**Your objective:**
Line by line, the data below should be set down unchanged, with images excluded.

**Records supplied:**

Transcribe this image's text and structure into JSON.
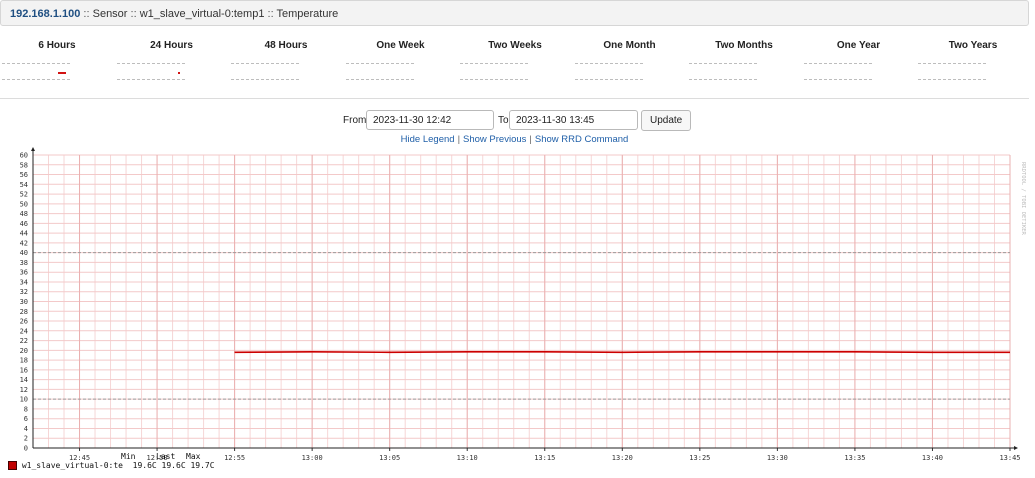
{
  "breadcrumb": {
    "host": "192.168.1.100",
    "sep": "::",
    "sensor": "Sensor",
    "device": "w1_slave_virtual-0:temp1",
    "metric": "Temperature"
  },
  "periods": [
    {
      "label": "6 Hours",
      "mark": true
    },
    {
      "label": "24 Hours",
      "mark": true
    },
    {
      "label": "48 Hours",
      "mark": false
    },
    {
      "label": "One Week",
      "mark": false
    },
    {
      "label": "Two Weeks",
      "mark": false
    },
    {
      "label": "One Month",
      "mark": false
    },
    {
      "label": "Two Months",
      "mark": false
    },
    {
      "label": "One Year",
      "mark": false
    },
    {
      "label": "Two Years",
      "mark": false
    }
  ],
  "form": {
    "from_label": "From",
    "from_value": "2023-11-30 12:42",
    "to_label": "To",
    "to_value": "2023-11-30 13:45",
    "update_label": "Update"
  },
  "links": {
    "hide_legend": "Hide Legend",
    "show_previous": "Show Previous",
    "show_rrd": "Show RRD Command",
    "sep": "|"
  },
  "chart_data": {
    "type": "line",
    "watermark": "RRDTOOL / TOBI OETIKER",
    "x_ticks": [
      "12:45",
      "12:50",
      "12:55",
      "13:00",
      "13:05",
      "13:10",
      "13:15",
      "13:20",
      "13:25",
      "13:30",
      "13:35",
      "13:40",
      "13:45"
    ],
    "x_range_minutes": [
      0,
      63
    ],
    "x_tick_minutes": [
      3,
      8,
      13,
      18,
      23,
      28,
      33,
      38,
      43,
      48,
      53,
      58,
      63
    ],
    "ylim": [
      0,
      60
    ],
    "y_tick_step": 2,
    "thresholds": [
      40,
      10
    ],
    "grid": true,
    "series": [
      {
        "name": "w1_slave_virtual-0:te",
        "color": "#cc0000",
        "x_minutes": [
          13,
          18,
          23,
          28,
          33,
          38,
          43,
          48,
          53,
          58,
          63
        ],
        "values": [
          19.6,
          19.7,
          19.6,
          19.7,
          19.7,
          19.6,
          19.7,
          19.7,
          19.7,
          19.6,
          19.6
        ]
      }
    ],
    "legend": {
      "headers": [
        "Min",
        "Last",
        "Max"
      ],
      "min": "19.6C",
      "last": "19.6C",
      "max": "19.7C"
    }
  }
}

**Problem solution:**
Transcribe this image's text and structure into JSON.
{
  "breadcrumb": {
    "host": "192.168.1.100",
    "sep": "::",
    "sensor": "Sensor",
    "device": "w1_slave_virtual-0:temp1",
    "metric": "Temperature"
  },
  "periods": [
    {
      "label": "6 Hours",
      "mark": true
    },
    {
      "label": "24 Hours",
      "mark": true
    },
    {
      "label": "48 Hours",
      "mark": false
    },
    {
      "label": "One Week",
      "mark": false
    },
    {
      "label": "Two Weeks",
      "mark": false
    },
    {
      "label": "One Month",
      "mark": false
    },
    {
      "label": "Two Months",
      "mark": false
    },
    {
      "label": "One Year",
      "mark": false
    },
    {
      "label": "Two Years",
      "mark": false
    }
  ],
  "form": {
    "from_label": "From",
    "from_value": "2023-11-30 12:42",
    "to_label": "To",
    "to_value": "2023-11-30 13:45",
    "update_label": "Update"
  },
  "links": {
    "hide_legend": "Hide Legend",
    "show_previous": "Show Previous",
    "show_rrd": "Show RRD Command",
    "sep": "|"
  },
  "chart_data": {
    "type": "line",
    "watermark": "RRDTOOL / TOBI OETIKER",
    "x_ticks": [
      "12:45",
      "12:50",
      "12:55",
      "13:00",
      "13:05",
      "13:10",
      "13:15",
      "13:20",
      "13:25",
      "13:30",
      "13:35",
      "13:40",
      "13:45"
    ],
    "x_range_minutes": [
      0,
      63
    ],
    "x_tick_minutes": [
      3,
      8,
      13,
      18,
      23,
      28,
      33,
      38,
      43,
      48,
      53,
      58,
      63
    ],
    "ylim": [
      0,
      60
    ],
    "y_tick_step": 2,
    "thresholds": [
      40,
      10
    ],
    "grid": true,
    "series": [
      {
        "name": "w1_slave_virtual-0:te",
        "color": "#cc0000",
        "x_minutes": [
          13,
          18,
          23,
          28,
          33,
          38,
          43,
          48,
          53,
          58,
          63
        ],
        "values": [
          19.6,
          19.7,
          19.6,
          19.7,
          19.7,
          19.6,
          19.7,
          19.7,
          19.7,
          19.6,
          19.6
        ]
      }
    ],
    "legend": {
      "headers": [
        "Min",
        "Last",
        "Max"
      ],
      "min": "19.6C",
      "last": "19.6C",
      "max": "19.7C"
    }
  }
}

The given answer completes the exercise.